    • Hardison and Nate do, in fact, note just how awesome the concept of stealing a law is. Hardison even goes so far as the say that Parker would be a legend for successfully pulling it off.
    • And then there's the awesome fight we were gonna get between Eliot and his double in "The Two Live Crew Job", which apparently ran out of time via setting up the battle, and so left us with a couple punches and a handcuffing.
    • The Damien Moreau arc is essentially forgotten between the first few and last few episodes of the season. Season 4's arc is a little better, but still disappears for so long that it feels like their hearts weren't really in it.
  • Uncanny Valley: The fake-Hardison from the finale definitely falls into this.
  • The Untwist: After watching for a while, it doesn't take much work to figure out when what appear to be major problems for the crew are actually part of the con themselves.

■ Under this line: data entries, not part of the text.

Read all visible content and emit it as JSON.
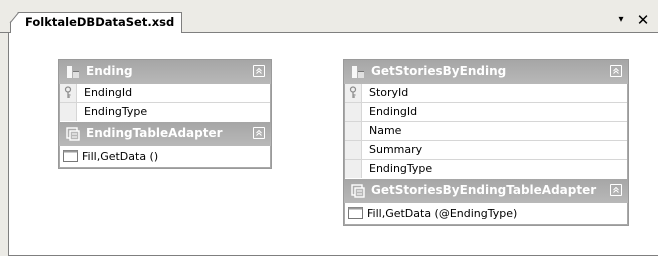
{
  "tab": {
    "title": "FolktaleDBDataSet.xsd",
    "dropdown_glyph": "▾",
    "close_glyph": "✕"
  },
  "tables": [
    {
      "name": "Ending",
      "icon": "table-icon",
      "columns": [
        {
          "name": "EndingId",
          "key": true
        },
        {
          "name": "EndingType",
          "key": false
        }
      ],
      "adapter": {
        "name": "EndingTableAdapter",
        "icon": "table-adapter-icon",
        "methods": [
          "Fill,GetData ()"
        ]
      }
    },
    {
      "name": "GetStoriesByEnding",
      "icon": "table-icon",
      "columns": [
        {
          "name": "StoryId",
          "key": true
        },
        {
          "name": "EndingId",
          "key": false
        },
        {
          "name": "Name",
          "key": false
        },
        {
          "name": "Summary",
          "key": false
        },
        {
          "name": "EndingType",
          "key": false
        }
      ],
      "adapter": {
        "name": "GetStoriesByEndingTableAdapter",
        "icon": "table-adapter-icon",
        "methods": [
          "Fill,GetData (@EndingType)"
        ]
      }
    }
  ],
  "colors": {
    "header_gray": "#a9a9a9",
    "canvas": "#ffffff",
    "chrome": "#ecebe6"
  }
}
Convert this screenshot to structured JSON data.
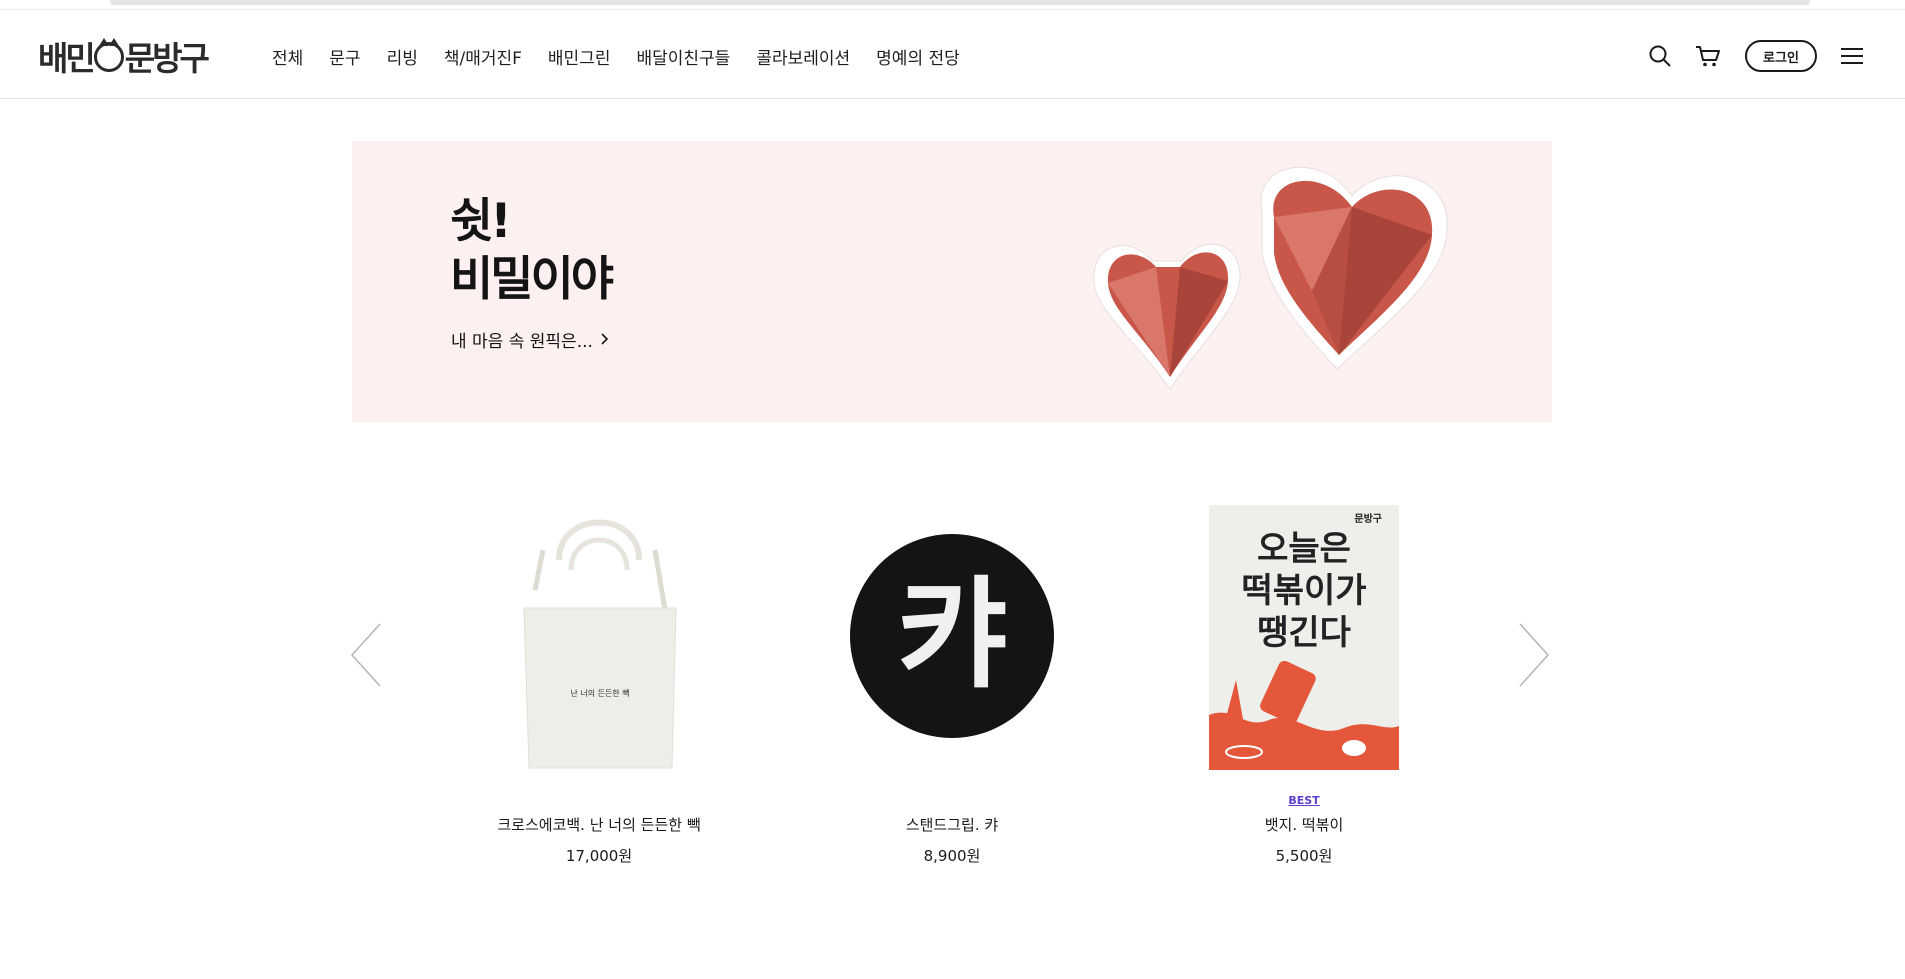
{
  "header": {
    "logo_text": "배민문방구",
    "nav": [
      "전체",
      "문구",
      "리빙",
      "책/매거진F",
      "배민그린",
      "배달이친구들",
      "콜라보레이션",
      "명예의 전당"
    ],
    "login_label": "로그인",
    "icons": [
      "search-icon",
      "cart-icon",
      "menu-icon"
    ]
  },
  "banner": {
    "title_line1": "쉿!",
    "title_line2": "비밀이야",
    "subtitle": "내 마음 속 원픽은...",
    "background": "#fdf0f0",
    "heart_color": "#c8574a"
  },
  "carousel": {
    "products": [
      {
        "badge": "",
        "name": "크로스에코백. 난 너의 든든한 빽",
        "price": "17,000원",
        "image_text": "난 너의 든든한 빽"
      },
      {
        "badge": "",
        "name": "스탠드그립. 캬",
        "price": "8,900원",
        "image_text": "캬"
      },
      {
        "badge": "BEST",
        "name": "뱃지. 떡볶이",
        "price": "5,500원",
        "image_text": "오늘은 떡볶이가 땡긴다",
        "image_brand": "문방구"
      }
    ],
    "accent": "#5b3fd0"
  }
}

  • Viewers Are Morons: On occasion the cons are simple enough for us to follow them the first time through, yet the show still insists on holding our hand with flashbacks of every single step. How many times does it take to pick up that whenever you see Parker bump into someone, she stole something from them?
    • Word of God: "Testing indicates — and I'm not kidding — that about 30% of our audience never understands the con at all."
  • The Woobie:
    • Parker. When this girl cries, the entire group rallies for revenge.
    • And so does the audience.
    • Arguably, Coswell, the hapless security chief from "The Rashomon Job," qualifies when we get to see what he's actually like.
    • Widmark, the mark's stepson from "The Fairy Godparents Job". He tells Sophie that no matter how hard he tries, he never gets anything he wants, and when Sophie asks him what he wants, he says that he just wants someone to like him. Did we mention that he's 10? And named Widmark?